    The biggest disappointment of the port for me (and I only have a couple), is that the multiplayer is local only.

    Was the console version local too?

    EDIT: I also just found out today the upcoming Legend of Dungeon will be local multiplayer only as well. :/

  48. aircool says:

    Boring and frustrating.

  49. ain says:

    The windowed mode is a valid concern, but are you actually suggesting that Rogue Legacy, Don’t Starve or Teleglitch even come close to the genius of Spelunky? Those games are the bottom of the barrel with mechanics that grow stale within minutes.

    The point of the port was that people who don’t want to get a 360 get to play the new version as well. Whether you’d rather play it on a console is completely irrelevant.

  50. Ninja Dodo says:

    Meanwhile on twitter:

    “Read a nitpicky review of a PC game. Journalists should learn what it takes to dev for PC before they dismiss the lack of features as lazy

    (…)

    It’s true. One day someone will say you are lazy or don’t give a shit after you’ve worked yourself to death on something. It hurts”

    (from whose twitter is not terribly relevant, but it’s not Derek Yu)

    I agree with this. Why not be happy that people who don’t have a console can play a cool game instead of crying murder over not having ALL the features. This accusation of “laziness” get thrown around much too easily. If you weren’t there when the game was developed you have no way of judging how much effort and care went into it. There isn’t always time to add everything. Features get cut. Sometimes they get patched in later. The fact that you can’t play in a windowed resolution that suits your giant screen is not a valid reason to say: “play it on console”.

    Not that this would ever happen, but if Sony made a PC port of Shadow of the Colossus that could only be played with a gamepad I would be ecstatic, because I get to play one of my favourite games on my preferred platform. I would certainly NOT whine about mouse & keyboard and different configurations of pixels. Are we really such snobs that we can’t appreciate a good thing if it isn’t completely without flaws?

    • Dromph says:

      Also, from the same person:
      “Just another example of internet culture. It’s ok to bash the shit out of something and be hurtful as long as you call it your “opinion”.”

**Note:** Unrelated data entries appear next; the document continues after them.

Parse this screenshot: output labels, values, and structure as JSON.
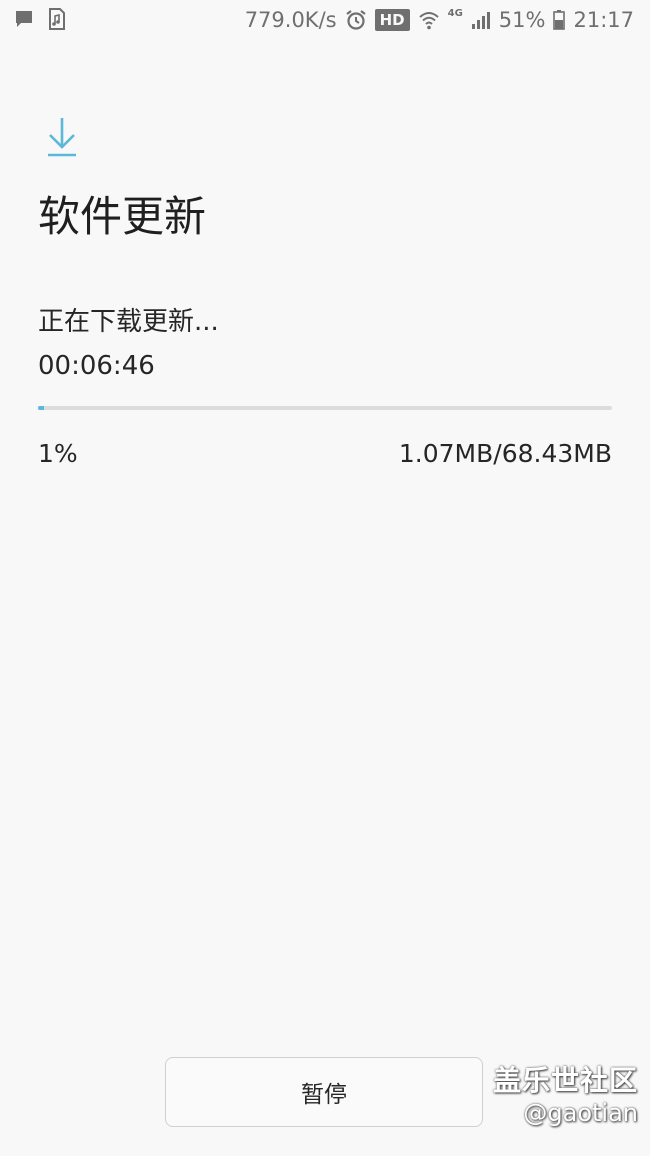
{
  "status_bar": {
    "net_speed": "779.0K/s",
    "hd_label": "HD",
    "network_type": "4G",
    "battery": "51%",
    "time": "21:17"
  },
  "header": {
    "icon": "download-icon",
    "title": "软件更新"
  },
  "download": {
    "status": "正在下载更新...",
    "elapsed": "00:06:46",
    "progress_fraction": 0.01,
    "percent_label": "1%",
    "size_label": "1.07MB/68.43MB"
  },
  "actions": {
    "pause_label": "暂停"
  },
  "watermark": {
    "line1": "盖乐世社区",
    "line2": "@gaotian"
  },
  "colors": {
    "accent": "#5bb8d6",
    "background": "#f8f8f8",
    "text": "#262626"
  }
}
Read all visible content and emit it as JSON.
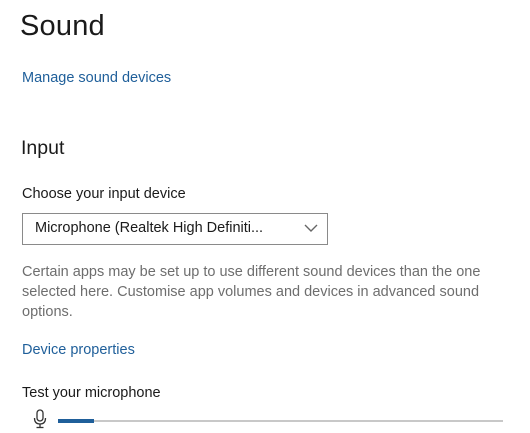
{
  "page": {
    "title": "Sound",
    "manage_link": "Manage sound devices"
  },
  "input": {
    "heading": "Input",
    "choose_label": "Choose your input device",
    "selected_device": "Microphone (Realtek High Definiti...",
    "help_text": "Certain apps may be set up to use different sound devices than the one selected here. Customise app volumes and devices in advanced sound options.",
    "device_properties_link": "Device properties",
    "test_label": "Test your microphone",
    "mic_level_fraction": 0.08
  },
  "icons": {
    "dropdown": "chevron-down-icon",
    "microphone": "microphone-icon"
  },
  "colors": {
    "accent": "#1f5f9a",
    "secondary_text": "#6e6e6e",
    "track": "#c8c8c8"
  }
}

      I’m just gonna leave this here.

    • Hypocee says:

      Supporting many different resolutions is a bastard and a half. Typing in two numbers and ’1080 window’ on your menu form is not, and is not a feature.